Dennis Englehard, Plaintiff-appellant, v. Klamath County; David Henzel; Clifton Mcmillan; Nicholasfrancis, Defendants-appellees, 116 F.3d 483 (9th Cir. 1997)Annotate this Case
Appeal from the United States District Court for the District of Oregon John P. Cooney, Magistrate Judge, Presiding
Before: BRUNETTI and KOZINSKI, Circuit Judges, and LEW,** District Judge.
Appellant Dennis Engelhard appeals the district court's summary judgment dismissal of his action under 28 U.S.C. § 1983 alleging that his former employer Klamath County, two county commissioners, David Henzel and Clifton McMillan, and Nicholas Francis, chief of staff of the Klamath County Board (collectively "Appellees"), denied him his right to due process of law when he
was terminated from his position as Director of Personnel for Klamath County, Oregon. Appellant alleges that he had a constitutionally protected property interest in continued public employment under Oregon law, that Appellees terminated his employment without granting him due process of law, and that Appellees violated his constitutionally protected liberty interest by making statements impinging on his good name, reputation, honor and integrity. The district court granted Appellee's motion for summary judgment and we affirm.
Appellant had no cognizable property interest in his government employment. At the time Appellant was terminated, he was not covered by any of the county's termination policies.

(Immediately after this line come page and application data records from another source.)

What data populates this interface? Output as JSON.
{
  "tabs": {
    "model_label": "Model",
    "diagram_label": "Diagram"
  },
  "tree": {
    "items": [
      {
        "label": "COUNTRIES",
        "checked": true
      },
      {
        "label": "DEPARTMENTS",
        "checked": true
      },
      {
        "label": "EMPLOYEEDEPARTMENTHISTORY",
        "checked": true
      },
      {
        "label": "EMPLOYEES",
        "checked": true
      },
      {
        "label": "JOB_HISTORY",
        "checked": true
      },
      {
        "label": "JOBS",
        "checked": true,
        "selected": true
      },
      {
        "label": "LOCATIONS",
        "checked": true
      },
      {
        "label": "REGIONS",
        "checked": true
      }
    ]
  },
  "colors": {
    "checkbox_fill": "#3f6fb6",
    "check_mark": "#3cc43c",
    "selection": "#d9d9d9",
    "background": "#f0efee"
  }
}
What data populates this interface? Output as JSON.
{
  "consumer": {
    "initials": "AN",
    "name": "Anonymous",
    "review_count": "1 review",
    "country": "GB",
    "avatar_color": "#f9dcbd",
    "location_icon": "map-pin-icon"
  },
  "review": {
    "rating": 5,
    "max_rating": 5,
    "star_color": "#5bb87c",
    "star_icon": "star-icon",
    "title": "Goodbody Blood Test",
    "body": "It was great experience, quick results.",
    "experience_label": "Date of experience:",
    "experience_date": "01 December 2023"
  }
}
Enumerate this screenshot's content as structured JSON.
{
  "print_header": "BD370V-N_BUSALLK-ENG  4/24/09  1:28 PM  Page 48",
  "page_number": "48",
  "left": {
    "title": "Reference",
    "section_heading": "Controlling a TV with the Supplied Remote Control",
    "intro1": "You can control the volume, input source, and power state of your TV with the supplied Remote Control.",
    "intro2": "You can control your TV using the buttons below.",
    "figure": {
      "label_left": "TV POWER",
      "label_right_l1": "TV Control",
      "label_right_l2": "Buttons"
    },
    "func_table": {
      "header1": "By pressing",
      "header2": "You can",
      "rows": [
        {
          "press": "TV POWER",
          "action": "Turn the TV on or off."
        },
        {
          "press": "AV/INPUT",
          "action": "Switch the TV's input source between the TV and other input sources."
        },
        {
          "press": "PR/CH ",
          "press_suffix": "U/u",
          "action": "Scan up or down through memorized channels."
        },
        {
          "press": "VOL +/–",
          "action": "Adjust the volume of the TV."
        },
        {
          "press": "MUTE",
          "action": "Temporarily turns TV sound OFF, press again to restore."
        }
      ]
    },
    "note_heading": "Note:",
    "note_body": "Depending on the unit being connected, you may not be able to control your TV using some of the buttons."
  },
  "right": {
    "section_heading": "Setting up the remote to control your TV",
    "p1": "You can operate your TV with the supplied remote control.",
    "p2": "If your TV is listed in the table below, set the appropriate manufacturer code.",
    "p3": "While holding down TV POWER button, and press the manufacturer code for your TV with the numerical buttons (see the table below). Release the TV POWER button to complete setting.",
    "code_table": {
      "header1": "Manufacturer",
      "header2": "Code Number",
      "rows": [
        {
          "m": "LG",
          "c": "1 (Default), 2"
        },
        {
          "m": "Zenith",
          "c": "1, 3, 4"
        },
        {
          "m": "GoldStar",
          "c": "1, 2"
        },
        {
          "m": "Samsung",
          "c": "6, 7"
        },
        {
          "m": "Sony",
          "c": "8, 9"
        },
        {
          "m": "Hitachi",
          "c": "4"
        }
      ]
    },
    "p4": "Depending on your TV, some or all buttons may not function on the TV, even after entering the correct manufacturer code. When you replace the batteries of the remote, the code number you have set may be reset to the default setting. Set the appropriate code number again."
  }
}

This is because Appellees suspended those policies for all department heads. In the absence of such a policy, Appellant was an at-will employee. See Or.Rev.Stat. § 204.601(2).
The Board of Commissioners did not violate Appellant's due process rights by rescinding these policies. Both the 1984 and the 1994 personnel policies expressly stated that they could be amended, modified or revoked by the Commissioners. Such revocation was in no way conditioned on the Commissioners' giving notice to affected employees. Thus, Appellant cannot reasonably have believed that he had any kind of permanent property interest in his employment.
Moreover, a former Board's decision to adopt restrictive personnel policies cannot preclude a new set of Commissioners from terminating employees who perform "governmental" functions. Graves v. Arnado, 768 P.2d 910, 913 (Or.1989) (" [A]n outgoing elected body of finite tenure which entered into a contract involving a 'governmental' function [cannot] bind a subsequently elected body."). Contrary to Appellant's contention, this rule is not limited to employees who perform functions mandated by statute. All that is necessary is that the Board have "supervisory control" over the position. See Miles v. City of Baker, 51 P.2d 1047, 1050 (Or.1935) ("While contracts if made in good faith, extending beyond the terms of the officers making them are ordinarily valid, where the nature of an office or employment is such as to require a municipal board or officer to exercise a supervisory control over the appointee, together with the power of removal, such employment or contract of employment by the board, it has been held, is in the exercise of a governmental function, and contracts relating thereto must not be extended beyond the life of the board."). As the district court concluded, Appellant "reported to and was supervised by the Board of Commissioners." Because Appellant does not dispute the district court's conclusion that he performed governmental functions, he had no protectable property interest in his employment.
Likewise, Appellees did not infringe a protected liberty interest by making disparaging remarks about Appellant in the press. In order to prevail on this claim, Appellant must prove that Appellees accused him of dishonesty or immorality. See Hyland v. Wonder, 972 F.2d 1129, 1141-42 (9th Cir. 1992). How-ever, none of the statements about appellant in any of the newspaper articles, radio interviews or speeches say anything about his truthfulness or moral character. Nowhere do defendants suggest that Engelhard should be subject to criminal action. At most, Appellees made a few passing remarks about Appellant's poor job performance. These statements are not actionable under the due process clause. See Hyland, 972 F.2d at 1142 ("The federal Constitution is not concerned with every insult hurled in the heat of an employment dispute.").
The panel unanimously finds this case suitable for decision without oral argument. See Fed. R. App. P. 34(a); 9th Cir. R. 34-4
Hon. Ronald S.W. Lew, United States District Judge for the Central District of California, sitting by designation
* This disposition is not appropriate for publication and may not be cited to or by the courts of this circuit except as provided by 9th Cir. R. 36-3